We all have givens: basic assumptions that we develop and entrench during the course of our lives. I am probing these and highlighting the process by which we acquire knowledge and assimilate truth. Our world-views and belief systems rest largely on our foundational assumptions. Philosophers call these a priori givens, and they lie beneath the surface of our normal thought processes and provide us with the foundations on which we build our house of knowledge. Often we are ‘taught’ these foundational concepts and we accept them as true without real interrogation or testing. Once we have laid these foundation blocks we seldom, if ever, re-examine, let alone re-lay them. I want to ask you to look carefully at some of the foundational assumptions in your particular mental house of knowledge. As part of this process, I want to encourage you to loose yourself from over-reliance on the books, lectures, sermons, and teachings that have influenced your thinking. A lot of what we read and hear is good and true; however, much of what we accept as truth is based largely on the deductions and conclusions of others. Some of these opinions can withstand rigorous testing, but some cannot. The problem is that, in many cases, we accept both the solid and the crumbly as foundation stones in our house of knowledge.
Why are we often so undiscerning? Perhaps it is because we lay most of our knowledge foundations at an early age. Perhaps it is because we have been programmed to accept as truth that which is pronounced convincingly by authority figures. Perhaps we are just mentally lazy. I hope to challenge your thinking on a number of ideas most Christians would regard as foundational: the a priori givens of our Christian world- view.

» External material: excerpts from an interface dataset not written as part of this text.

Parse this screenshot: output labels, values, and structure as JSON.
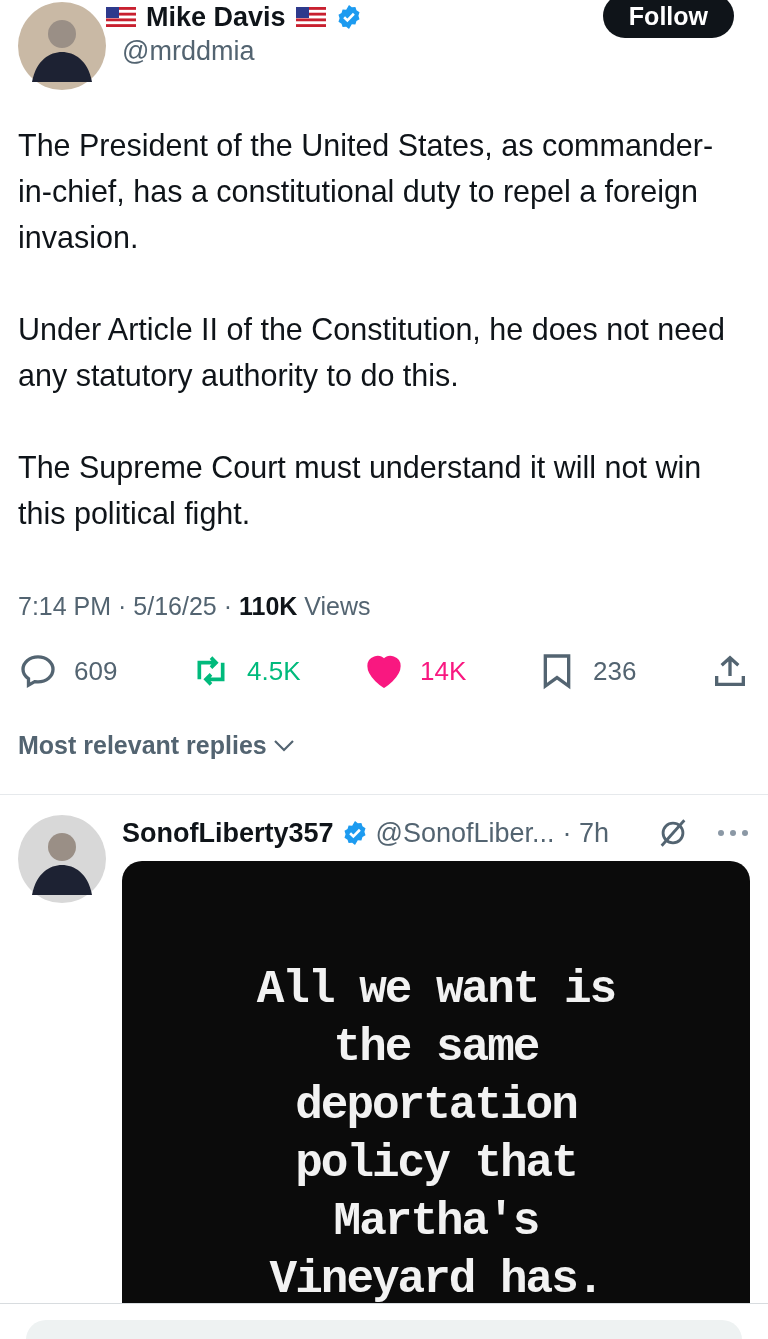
{
  "post": {
    "author": {
      "name": "Mike Davis",
      "handle": "@mrddmia",
      "verified": true
    },
    "follow_button": "Follow",
    "paragraphs": [
      "The President of the United States, as commander-in-chief, has a constitutional duty to repel a foreign invasion.",
      "Under Article II of the Constitution, he does not need any statutory authority to do this.",
      "The Supreme Court must understand it will not win this political fight."
    ],
    "meta": "7:14 PM · 5/16/25 · **110K** Views",
    "actions": [
      {
        "kind": "reply",
        "count": "609",
        "selected": false
      },
      {
        "kind": "repost",
        "count": "4.5K",
        "selected": true
      },
      {
        "kind": "like",
        "count": "14K",
        "selected": true
      },
      {
        "kind": "bookmark",
        "count": "236",
        "selected": false
      },
      {
        "kind": "share"
      }
    ]
  },
  "replies_sort": "Most relevant replies",
  "replies": [
    {
      "name": "SonofLiberty357",
      "verified": true,
      "handle": "@SonofLiber...",
      "time": "· 7h",
      "image_lines": [
        "All we want is",
        "the same",
        "deportation",
        "policy that",
        "Martha's",
        "Vineyard has."
      ]
    }
  ]
}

We are living in an age when, as in the days of Isaiah the prophet, “truth has stumbled in the streets”, and is “nowhere to be found” (Isaiah 59:14–15). In our day, we have reduced truth to just another aspect of personal or community preference. Relativism1 and pragmatism2 rule. The motto of the age is ‘If it appears to work for me, then it must be true’. This is not just prevalent in society, business, and politics, but is also a dominant mind-set within the church. I do not believe we should allow ourselves to default into this mind-set.
Pilate asked Jesus, “What is truth?” (John 18:38). We must be able to answer this question. However, through this book I want to attempt more than an answer to Pilate’s question. I want to go further and deeper and seek to uncover the very source of truth. We need to understand the nature of truth, but we also need to know from whence it comes. Not just ‘what is truth?’, but also ‘what is its source?’
1 Relativism is the theory that truth is not the same for all people; that there is no single, unchanging, and absolute truth concerning anything.
2 Pragmatism is the theory that truth is a matter of the practical usefulness of beliefs.